(Data to process):

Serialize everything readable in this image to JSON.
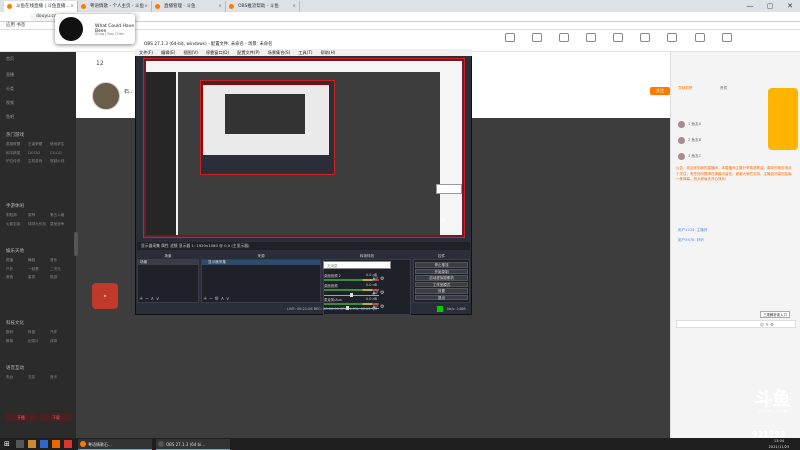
{
  "browser": {
    "tabs": [
      {
        "label": "斗鱼在线直播 | 斗鱼直播...",
        "active": true
      },
      {
        "label": "粤语情歌 - 个人主页 - 斗鱼",
        "active": false
      },
      {
        "label": "直播管理 - 斗鱼",
        "active": false
      },
      {
        "label": "OBS推流帮助 - 斗鱼",
        "active": false
      }
    ],
    "url": "douyu.com/...",
    "bookmarks": "应用   书签",
    "win_controls": [
      "—",
      "▢",
      "✕"
    ]
  },
  "media_popup": {
    "title": "What Could Have Been",
    "artist": "Sting | Ray Chen"
  },
  "room": {
    "number": "12",
    "streamer_name": "石..",
    "follow_label": "关注"
  },
  "header_icons": [
    {
      "name": "icon-1"
    },
    {
      "name": "icon-2"
    },
    {
      "name": "icon-3"
    }
  ],
  "sidebar": {
    "top_items": [
      "首页",
      "直播",
      "分类",
      "视频",
      "鱼吧"
    ],
    "sections": [
      {
        "title": "热门游戏",
        "items": [
          "英雄联盟",
          "王者荣耀",
          "绝地求生",
          "和平精英",
          "DOTA2",
          "CS:GO",
          "炉石传说",
          "主机游戏",
          "穿越火线"
        ]
      },
      {
        "title": "手游休闲",
        "items": [
          "阴阳师",
          "原神",
          "第五人格",
          "火影忍者",
          "球球大作战",
          "皇室战争"
        ]
      },
      {
        "title": "娱乐天地",
        "items": [
          "颜值",
          "舞蹈",
          "音乐",
          "户外",
          "一起看",
          "二次元",
          "美食",
          "星秀",
          "旅游"
        ]
      },
      {
        "title": "科技文化",
        "items": [
          "数码",
          "科普",
          "汽车",
          "教育",
          "纪录片",
          "体育"
        ]
      },
      {
        "title": "语音互动",
        "items": [
          "电台",
          "交友",
          "音乐"
        ]
      }
    ],
    "bottom_buttons": [
      "开播",
      "下载"
    ]
  },
  "obs": {
    "title": "OBS 27.1.3 (64-bit, windows) - 配置文件: 未命名 - 场景: 未命名",
    "menu": [
      "文件(F)",
      "编辑(E)",
      "视图(V)",
      "停靠窗口(D)",
      "配置文件(P)",
      "场景集合(S)",
      "工具(T)",
      "帮助(H)"
    ],
    "source_bar": "显示器采集     属性   滤镜   显示器 1: 1920x1080 @ 0,0 (主显示器)",
    "docks": {
      "scenes": "场景",
      "sources": "来源",
      "mixer": "混音器",
      "transitions": "转场特效",
      "controls": "控件"
    },
    "scene_item": "场景",
    "source_item": "显示器采集",
    "search_placeholder": "无消息",
    "mixer_channels": [
      {
        "label": "桌面音频",
        "db": "0.0 dB"
      },
      {
        "label": "麦克风/Aux",
        "db": "0.0 dB"
      },
      {
        "label": "桌面音频 2",
        "db": "0.0 dB"
      }
    ],
    "controls": [
      "停止推流",
      "开始录制",
      "启动虚拟摄像机",
      "工作室模式",
      "设置",
      "退出"
    ],
    "status": "LIVE: 00:21:06   REC: 00:00:00   CPU: 1.9%, 60.00 fps",
    "status_right": "kb/s: 2486"
  },
  "chat": {
    "rank_tabs": [
      "贡献周榜",
      "贵宾"
    ],
    "rank_rows": [
      "1  鱼友A",
      "2  鱼友B",
      "3  鱼友C"
    ],
    "announcement": "公告：欢迎来到我的直播间，本直播间主要分享粤语歌曲，喜欢的朋友请点个关注，有任何问题请在弹幕中留言，谢谢大家的支持，主播会尽量回复每一条弹幕，祝大家每天开心快乐！",
    "messages": [
      "用户1234: 主播好",
      "用户5678: 好听"
    ],
    "send_label": "三观解析读入口"
  },
  "brand": {
    "logo_big": "斗鱼",
    "logo_small": "DOUYU.COM",
    "view_count": "921393"
  },
  "taskbar": {
    "tasks": [
      {
        "label": "粤语情歌石...",
        "color": "#ff7a00"
      },
      {
        "label": "OBS 27.1.3 (64 bi...",
        "color": "#555"
      }
    ],
    "clock_time": "13:04",
    "clock_date": "2021/11/25"
  },
  "colors": {
    "accent": "#ff7a00",
    "obs_bg": "#2b2e38",
    "live": "#00cc00"
  }
}
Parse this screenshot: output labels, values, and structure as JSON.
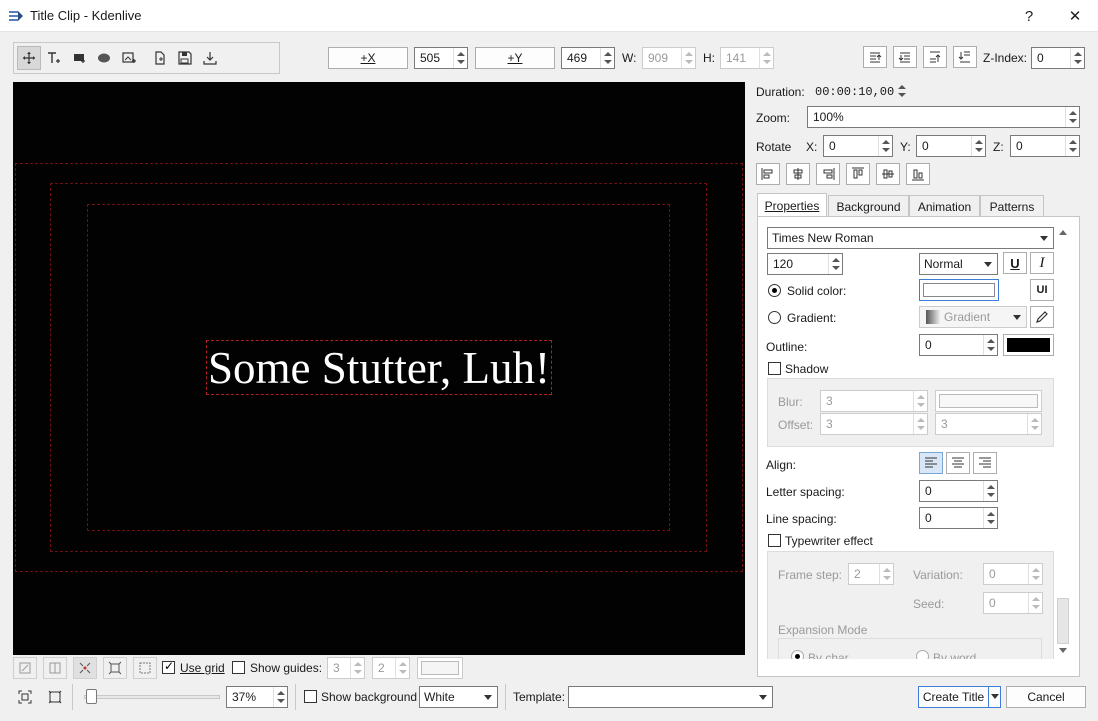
{
  "window": {
    "title": "Title Clip - Kdenlive",
    "help": "?",
    "close": "✕"
  },
  "toolbar": {
    "x_button": "+X",
    "x_value": "505",
    "y_button": "+Y",
    "y_value": "469",
    "w_label": "W:",
    "w_value": "909",
    "h_label": "H:",
    "h_value": "141",
    "zindex_label": "Z-Index:",
    "zindex_value": "0"
  },
  "canvas": {
    "text": "Some Stutter, Luh!",
    "background": "#020202"
  },
  "right": {
    "duration_label": "Duration:",
    "duration_value": "00:00:10,00",
    "zoom_label": "Zoom:",
    "zoom_value": "100%",
    "rotate_label": "Rotate",
    "rx_label": "X:",
    "rx_value": "0",
    "ry_label": "Y:",
    "ry_value": "0",
    "rz_label": "Z:",
    "rz_value": "0"
  },
  "tabs": [
    "Properties",
    "Background",
    "Animation",
    "Patterns"
  ],
  "props": {
    "font": "Times New Roman",
    "size": "120",
    "weight": "Normal",
    "solid_label": "Solid color:",
    "gradient_label": "Gradient:",
    "gradient_value": "Gradient",
    "outline_label": "Outline:",
    "outline_value": "0",
    "shadow_label": "Shadow",
    "blur_label": "Blur:",
    "blur_value": "3",
    "offset_label": "Offset:",
    "offset_x": "3",
    "offset_y": "3",
    "align_label": "Align:",
    "letter_label": "Letter spacing:",
    "letter_value": "0",
    "line_label": "Line spacing:",
    "line_value": "0",
    "typewriter_label": "Typewriter effect",
    "frame_label": "Frame step:",
    "frame_value": "2",
    "variation_label": "Variation:",
    "variation_value": "0",
    "seed_label": "Seed:",
    "seed_value": "0",
    "expansion_label": "Expansion Mode",
    "bychar_label": "By char",
    "byword_label": "By word",
    "outline_color": "#000000"
  },
  "bottom": {
    "use_grid": "Use grid",
    "show_guides": "Show guides:",
    "guides_a": "3",
    "guides_b": "2",
    "zoom_value": "37%",
    "show_background": "Show background",
    "bg_color": "White",
    "template_label": "Template:",
    "create_title": "Create Title",
    "cancel": "Cancel"
  }
}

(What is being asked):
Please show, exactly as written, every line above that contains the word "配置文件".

(Expected answer):
    "title": "OBS 27.1.3 (64-bit, windows) - 配置文件: 未命名 - 场景: 未命名",
      "配置文件(P)",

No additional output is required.